• **WHAT THE EXERCISE ASKS**
Each line that includes the word "HEATMAP" should be copied from the records.

:: THE RECORDS ::

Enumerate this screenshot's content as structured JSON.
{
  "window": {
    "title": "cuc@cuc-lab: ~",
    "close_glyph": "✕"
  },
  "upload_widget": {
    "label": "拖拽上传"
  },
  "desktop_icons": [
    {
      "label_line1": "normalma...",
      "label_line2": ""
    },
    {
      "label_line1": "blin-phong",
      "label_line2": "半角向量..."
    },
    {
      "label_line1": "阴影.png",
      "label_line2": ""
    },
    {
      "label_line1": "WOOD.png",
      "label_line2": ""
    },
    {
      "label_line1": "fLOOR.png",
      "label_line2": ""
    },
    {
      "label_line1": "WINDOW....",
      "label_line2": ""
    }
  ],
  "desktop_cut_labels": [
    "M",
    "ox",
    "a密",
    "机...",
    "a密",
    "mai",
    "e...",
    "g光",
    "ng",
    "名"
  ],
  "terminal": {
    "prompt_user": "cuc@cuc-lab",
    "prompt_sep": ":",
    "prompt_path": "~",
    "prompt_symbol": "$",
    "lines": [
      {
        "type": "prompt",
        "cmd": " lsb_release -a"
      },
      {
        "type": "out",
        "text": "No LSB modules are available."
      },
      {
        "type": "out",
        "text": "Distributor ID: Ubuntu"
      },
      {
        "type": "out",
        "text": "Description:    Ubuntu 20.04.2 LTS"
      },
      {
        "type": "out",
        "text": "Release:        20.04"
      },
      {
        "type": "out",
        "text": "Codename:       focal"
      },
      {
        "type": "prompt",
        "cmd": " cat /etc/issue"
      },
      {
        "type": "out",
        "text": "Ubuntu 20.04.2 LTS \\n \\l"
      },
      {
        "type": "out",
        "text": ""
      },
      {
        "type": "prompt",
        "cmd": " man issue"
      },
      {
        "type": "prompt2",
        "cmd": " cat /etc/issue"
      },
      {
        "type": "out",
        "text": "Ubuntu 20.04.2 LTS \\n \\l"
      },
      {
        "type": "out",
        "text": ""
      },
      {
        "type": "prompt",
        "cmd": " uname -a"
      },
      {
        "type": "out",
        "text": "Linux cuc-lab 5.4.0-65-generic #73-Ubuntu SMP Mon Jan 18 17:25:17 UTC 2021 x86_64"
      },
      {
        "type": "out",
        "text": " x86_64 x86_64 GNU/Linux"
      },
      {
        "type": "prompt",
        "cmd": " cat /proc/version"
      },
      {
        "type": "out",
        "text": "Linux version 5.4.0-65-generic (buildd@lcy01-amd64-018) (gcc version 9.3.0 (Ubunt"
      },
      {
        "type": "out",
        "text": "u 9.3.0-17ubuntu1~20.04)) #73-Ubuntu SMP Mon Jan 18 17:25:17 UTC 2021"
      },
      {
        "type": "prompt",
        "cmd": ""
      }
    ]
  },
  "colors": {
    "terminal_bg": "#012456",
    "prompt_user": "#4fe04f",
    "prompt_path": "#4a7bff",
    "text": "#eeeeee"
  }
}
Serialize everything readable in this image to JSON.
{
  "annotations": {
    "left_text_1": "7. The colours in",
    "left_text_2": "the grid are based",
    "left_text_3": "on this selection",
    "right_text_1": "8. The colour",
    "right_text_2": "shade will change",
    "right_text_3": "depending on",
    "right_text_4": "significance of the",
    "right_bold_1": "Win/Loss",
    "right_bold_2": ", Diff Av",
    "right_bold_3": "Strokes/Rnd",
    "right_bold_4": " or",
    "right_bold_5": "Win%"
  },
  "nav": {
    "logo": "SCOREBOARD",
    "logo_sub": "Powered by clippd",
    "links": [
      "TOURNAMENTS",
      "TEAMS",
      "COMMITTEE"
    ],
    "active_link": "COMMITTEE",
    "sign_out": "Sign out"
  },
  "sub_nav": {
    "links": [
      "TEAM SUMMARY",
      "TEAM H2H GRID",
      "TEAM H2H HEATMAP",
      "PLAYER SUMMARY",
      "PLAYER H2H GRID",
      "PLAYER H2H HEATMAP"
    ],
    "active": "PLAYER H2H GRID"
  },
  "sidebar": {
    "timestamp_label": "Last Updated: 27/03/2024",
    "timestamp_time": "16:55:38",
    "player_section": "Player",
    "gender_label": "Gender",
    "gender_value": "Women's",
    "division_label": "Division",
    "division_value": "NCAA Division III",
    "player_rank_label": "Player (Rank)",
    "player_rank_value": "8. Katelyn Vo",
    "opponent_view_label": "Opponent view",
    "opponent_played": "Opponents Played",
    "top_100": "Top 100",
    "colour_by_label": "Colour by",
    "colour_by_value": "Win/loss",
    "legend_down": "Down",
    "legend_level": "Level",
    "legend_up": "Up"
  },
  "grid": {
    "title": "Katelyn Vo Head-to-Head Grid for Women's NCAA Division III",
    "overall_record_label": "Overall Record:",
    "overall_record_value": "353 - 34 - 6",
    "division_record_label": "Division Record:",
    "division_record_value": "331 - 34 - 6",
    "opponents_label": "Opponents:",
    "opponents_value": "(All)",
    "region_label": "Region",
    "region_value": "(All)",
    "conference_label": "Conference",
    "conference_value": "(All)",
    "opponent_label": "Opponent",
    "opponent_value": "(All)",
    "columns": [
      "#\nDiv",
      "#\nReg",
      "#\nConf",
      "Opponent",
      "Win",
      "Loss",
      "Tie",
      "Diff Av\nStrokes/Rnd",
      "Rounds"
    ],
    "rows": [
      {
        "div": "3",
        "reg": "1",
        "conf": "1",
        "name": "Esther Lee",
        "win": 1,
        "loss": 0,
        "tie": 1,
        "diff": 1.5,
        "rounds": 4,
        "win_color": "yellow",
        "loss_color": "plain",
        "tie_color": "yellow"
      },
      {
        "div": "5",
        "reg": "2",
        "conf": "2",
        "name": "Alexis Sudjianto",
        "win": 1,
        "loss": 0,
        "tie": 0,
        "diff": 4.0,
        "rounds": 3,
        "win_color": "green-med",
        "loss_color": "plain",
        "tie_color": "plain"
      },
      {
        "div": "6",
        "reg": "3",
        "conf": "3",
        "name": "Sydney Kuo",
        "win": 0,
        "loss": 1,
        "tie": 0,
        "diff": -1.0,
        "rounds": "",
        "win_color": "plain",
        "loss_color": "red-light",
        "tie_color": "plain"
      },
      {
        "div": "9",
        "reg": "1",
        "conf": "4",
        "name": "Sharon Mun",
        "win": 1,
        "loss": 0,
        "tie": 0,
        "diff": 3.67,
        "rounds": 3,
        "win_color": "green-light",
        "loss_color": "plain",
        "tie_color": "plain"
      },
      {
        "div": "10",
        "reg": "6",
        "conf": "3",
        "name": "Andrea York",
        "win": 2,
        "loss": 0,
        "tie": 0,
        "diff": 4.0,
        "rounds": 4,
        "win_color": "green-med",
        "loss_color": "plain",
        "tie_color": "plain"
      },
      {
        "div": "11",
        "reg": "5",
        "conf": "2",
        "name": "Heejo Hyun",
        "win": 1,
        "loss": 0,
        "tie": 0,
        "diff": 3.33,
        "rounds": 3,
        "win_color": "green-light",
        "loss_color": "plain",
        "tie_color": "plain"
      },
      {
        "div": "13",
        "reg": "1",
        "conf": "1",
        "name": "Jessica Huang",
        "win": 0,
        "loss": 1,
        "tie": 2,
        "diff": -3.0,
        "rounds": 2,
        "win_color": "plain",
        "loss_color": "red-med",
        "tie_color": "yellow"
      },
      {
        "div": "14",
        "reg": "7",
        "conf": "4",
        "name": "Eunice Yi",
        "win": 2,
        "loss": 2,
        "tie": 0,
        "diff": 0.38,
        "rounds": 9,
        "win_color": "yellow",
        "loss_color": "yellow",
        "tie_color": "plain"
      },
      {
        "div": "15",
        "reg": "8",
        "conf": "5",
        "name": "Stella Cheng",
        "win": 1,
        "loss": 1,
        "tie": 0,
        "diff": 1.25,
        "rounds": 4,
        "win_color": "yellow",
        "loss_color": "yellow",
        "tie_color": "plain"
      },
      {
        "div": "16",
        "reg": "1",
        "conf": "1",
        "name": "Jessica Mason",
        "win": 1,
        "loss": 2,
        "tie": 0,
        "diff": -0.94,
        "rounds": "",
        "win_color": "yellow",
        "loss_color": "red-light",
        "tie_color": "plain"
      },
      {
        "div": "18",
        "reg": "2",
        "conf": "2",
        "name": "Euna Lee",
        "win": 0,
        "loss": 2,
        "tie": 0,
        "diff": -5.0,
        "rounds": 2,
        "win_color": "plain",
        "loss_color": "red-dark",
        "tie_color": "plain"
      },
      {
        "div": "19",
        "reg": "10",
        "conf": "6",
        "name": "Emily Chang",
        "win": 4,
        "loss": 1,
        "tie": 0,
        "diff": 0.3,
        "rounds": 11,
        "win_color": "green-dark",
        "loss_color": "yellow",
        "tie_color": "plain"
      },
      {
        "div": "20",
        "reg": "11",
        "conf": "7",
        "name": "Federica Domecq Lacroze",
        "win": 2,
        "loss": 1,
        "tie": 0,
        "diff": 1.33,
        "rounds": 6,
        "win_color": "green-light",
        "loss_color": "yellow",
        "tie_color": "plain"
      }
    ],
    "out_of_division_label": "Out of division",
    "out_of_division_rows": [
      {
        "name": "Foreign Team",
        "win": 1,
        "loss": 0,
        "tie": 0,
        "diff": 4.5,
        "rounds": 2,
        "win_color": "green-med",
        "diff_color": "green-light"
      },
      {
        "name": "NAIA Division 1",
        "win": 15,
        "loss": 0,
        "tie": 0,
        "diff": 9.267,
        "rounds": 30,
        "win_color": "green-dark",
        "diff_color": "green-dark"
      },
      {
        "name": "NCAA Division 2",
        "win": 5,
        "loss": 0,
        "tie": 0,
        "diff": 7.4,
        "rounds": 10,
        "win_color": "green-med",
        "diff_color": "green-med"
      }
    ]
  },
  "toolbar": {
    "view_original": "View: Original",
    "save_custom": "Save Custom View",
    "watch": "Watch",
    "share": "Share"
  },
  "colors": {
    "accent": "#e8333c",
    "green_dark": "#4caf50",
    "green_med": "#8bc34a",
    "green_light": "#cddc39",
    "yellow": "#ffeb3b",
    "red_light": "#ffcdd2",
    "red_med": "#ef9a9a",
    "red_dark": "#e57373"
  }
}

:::

• **RESPONSE AREA**
      "TEAM H2H HEATMAP",
      "PLAYER H2H HEATMAP"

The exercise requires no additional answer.